[Data records for software interfaces]
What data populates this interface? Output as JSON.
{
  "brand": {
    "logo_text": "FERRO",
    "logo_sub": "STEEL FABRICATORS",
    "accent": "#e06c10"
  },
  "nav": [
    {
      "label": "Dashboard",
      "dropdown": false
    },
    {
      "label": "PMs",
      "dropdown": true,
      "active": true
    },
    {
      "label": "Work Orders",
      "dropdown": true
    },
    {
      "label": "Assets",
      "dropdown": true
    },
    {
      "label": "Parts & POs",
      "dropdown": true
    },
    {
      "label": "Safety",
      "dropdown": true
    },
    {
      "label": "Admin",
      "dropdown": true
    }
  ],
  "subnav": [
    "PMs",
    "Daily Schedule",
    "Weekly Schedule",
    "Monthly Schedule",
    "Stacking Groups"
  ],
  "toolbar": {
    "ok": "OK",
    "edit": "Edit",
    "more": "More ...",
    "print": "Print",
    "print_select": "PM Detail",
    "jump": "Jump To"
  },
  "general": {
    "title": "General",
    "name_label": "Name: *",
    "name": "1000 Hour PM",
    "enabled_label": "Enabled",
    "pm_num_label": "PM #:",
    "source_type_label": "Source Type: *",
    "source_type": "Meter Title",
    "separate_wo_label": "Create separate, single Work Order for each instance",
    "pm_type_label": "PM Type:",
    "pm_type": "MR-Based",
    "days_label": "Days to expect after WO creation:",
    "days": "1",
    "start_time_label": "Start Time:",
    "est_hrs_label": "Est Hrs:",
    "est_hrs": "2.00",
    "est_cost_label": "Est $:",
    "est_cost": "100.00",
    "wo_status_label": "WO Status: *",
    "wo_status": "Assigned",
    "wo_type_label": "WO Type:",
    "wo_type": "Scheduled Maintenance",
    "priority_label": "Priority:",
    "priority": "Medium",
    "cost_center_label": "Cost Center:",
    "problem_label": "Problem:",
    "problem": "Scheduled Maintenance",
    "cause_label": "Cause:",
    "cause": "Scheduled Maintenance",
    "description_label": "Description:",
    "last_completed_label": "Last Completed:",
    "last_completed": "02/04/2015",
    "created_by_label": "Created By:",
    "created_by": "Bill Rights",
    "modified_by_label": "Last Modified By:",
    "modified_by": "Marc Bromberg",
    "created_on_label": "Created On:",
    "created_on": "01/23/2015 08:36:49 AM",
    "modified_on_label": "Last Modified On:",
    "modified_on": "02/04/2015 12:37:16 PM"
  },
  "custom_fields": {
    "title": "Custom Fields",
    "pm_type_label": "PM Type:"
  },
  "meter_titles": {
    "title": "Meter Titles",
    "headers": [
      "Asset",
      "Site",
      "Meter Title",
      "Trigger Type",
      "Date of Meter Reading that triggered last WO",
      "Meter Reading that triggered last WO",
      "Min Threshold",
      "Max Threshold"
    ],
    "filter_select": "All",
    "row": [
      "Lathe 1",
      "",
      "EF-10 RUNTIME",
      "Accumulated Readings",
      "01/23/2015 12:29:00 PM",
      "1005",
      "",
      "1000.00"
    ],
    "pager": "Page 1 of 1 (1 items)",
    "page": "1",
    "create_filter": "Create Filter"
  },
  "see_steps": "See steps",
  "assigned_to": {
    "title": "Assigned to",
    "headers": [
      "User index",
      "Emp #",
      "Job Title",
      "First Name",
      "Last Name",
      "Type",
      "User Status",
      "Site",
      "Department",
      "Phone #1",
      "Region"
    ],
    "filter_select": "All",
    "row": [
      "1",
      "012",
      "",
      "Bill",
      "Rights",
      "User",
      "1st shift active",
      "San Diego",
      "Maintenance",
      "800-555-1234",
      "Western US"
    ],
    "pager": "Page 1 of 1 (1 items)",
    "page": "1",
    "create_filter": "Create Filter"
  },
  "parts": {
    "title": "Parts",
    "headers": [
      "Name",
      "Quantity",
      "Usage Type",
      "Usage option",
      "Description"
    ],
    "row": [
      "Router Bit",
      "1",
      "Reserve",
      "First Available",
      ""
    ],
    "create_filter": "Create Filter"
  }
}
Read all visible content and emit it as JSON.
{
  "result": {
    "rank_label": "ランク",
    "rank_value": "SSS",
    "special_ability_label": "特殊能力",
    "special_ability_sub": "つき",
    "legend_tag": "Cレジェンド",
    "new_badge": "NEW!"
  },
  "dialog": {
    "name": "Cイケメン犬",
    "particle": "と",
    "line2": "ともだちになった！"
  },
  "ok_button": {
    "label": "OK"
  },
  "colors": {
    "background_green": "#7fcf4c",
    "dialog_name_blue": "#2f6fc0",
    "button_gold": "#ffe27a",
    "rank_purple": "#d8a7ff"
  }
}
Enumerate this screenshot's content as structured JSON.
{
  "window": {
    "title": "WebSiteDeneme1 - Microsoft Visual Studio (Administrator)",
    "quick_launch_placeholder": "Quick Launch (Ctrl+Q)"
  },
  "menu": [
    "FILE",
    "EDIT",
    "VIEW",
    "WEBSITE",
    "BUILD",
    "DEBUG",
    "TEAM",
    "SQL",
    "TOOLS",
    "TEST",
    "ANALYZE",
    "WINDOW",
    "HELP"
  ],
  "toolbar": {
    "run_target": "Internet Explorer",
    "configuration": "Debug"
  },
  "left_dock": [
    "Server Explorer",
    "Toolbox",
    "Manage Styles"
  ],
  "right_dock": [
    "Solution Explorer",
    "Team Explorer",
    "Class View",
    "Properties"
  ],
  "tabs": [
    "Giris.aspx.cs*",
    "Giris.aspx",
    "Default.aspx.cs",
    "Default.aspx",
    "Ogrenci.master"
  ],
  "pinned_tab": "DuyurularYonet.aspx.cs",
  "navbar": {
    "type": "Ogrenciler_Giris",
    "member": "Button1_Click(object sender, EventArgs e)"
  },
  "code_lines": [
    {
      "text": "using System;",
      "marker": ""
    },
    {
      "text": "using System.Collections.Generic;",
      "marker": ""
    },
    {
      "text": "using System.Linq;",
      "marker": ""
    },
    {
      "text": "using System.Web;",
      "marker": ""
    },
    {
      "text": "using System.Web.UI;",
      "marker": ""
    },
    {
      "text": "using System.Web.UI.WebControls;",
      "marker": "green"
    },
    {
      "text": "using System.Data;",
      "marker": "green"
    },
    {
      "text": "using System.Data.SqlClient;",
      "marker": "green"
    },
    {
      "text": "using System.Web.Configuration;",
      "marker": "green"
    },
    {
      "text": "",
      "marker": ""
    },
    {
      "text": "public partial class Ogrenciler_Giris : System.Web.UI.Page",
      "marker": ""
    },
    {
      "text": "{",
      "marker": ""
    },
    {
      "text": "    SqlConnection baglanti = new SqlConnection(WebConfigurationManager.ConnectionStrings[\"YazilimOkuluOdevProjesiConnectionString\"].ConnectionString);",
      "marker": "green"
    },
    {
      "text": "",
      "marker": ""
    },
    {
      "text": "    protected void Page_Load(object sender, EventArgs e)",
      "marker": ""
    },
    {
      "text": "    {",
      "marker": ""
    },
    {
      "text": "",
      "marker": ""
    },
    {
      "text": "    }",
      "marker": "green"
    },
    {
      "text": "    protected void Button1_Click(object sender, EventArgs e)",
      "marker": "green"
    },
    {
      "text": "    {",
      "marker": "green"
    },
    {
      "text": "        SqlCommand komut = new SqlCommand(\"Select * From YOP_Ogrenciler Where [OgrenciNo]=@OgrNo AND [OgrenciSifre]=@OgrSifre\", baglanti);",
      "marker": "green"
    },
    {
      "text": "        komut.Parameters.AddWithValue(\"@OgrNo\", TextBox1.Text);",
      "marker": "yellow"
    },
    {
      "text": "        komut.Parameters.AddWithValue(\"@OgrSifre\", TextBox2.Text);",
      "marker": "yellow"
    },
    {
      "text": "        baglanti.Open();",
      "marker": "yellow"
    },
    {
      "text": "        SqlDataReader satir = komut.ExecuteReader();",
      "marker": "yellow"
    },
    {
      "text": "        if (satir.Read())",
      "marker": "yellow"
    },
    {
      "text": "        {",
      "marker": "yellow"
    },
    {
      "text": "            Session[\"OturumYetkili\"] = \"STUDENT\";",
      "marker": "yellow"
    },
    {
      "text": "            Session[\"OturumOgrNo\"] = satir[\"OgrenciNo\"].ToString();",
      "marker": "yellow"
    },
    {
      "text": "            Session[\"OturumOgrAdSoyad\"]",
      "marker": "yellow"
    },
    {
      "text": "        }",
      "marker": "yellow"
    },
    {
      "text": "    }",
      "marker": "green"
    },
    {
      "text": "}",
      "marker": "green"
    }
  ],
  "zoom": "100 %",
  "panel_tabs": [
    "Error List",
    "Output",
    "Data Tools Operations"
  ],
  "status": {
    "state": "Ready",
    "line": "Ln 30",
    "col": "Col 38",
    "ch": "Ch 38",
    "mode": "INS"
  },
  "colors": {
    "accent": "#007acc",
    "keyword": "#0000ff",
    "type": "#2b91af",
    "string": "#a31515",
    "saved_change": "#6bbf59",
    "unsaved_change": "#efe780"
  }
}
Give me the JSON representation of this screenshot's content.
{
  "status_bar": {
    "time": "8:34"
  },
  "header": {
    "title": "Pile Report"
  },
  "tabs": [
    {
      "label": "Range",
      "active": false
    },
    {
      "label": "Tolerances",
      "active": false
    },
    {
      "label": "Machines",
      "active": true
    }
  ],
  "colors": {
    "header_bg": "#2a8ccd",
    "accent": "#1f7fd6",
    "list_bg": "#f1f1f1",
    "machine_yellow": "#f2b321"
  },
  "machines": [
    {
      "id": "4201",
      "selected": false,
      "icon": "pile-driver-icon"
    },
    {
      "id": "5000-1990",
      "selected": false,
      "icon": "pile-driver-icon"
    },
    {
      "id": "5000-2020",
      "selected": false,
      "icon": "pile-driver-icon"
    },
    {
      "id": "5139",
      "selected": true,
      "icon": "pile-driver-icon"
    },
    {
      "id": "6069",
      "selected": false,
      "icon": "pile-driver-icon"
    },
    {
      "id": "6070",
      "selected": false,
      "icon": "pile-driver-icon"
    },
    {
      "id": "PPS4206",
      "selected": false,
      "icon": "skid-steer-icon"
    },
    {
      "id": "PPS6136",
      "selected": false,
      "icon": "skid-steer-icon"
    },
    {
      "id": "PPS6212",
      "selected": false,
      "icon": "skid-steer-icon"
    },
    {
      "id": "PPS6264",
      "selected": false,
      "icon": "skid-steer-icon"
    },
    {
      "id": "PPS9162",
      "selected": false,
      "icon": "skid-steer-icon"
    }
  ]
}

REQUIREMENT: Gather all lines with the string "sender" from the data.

RESPONSE:
    "member": "Button1_Click(object sender, EventArgs e)"
      "text": "    protected void Page_Load(object sender, EventArgs e)",
      "text": "    protected void Button1_Click(object sender, EventArgs e)",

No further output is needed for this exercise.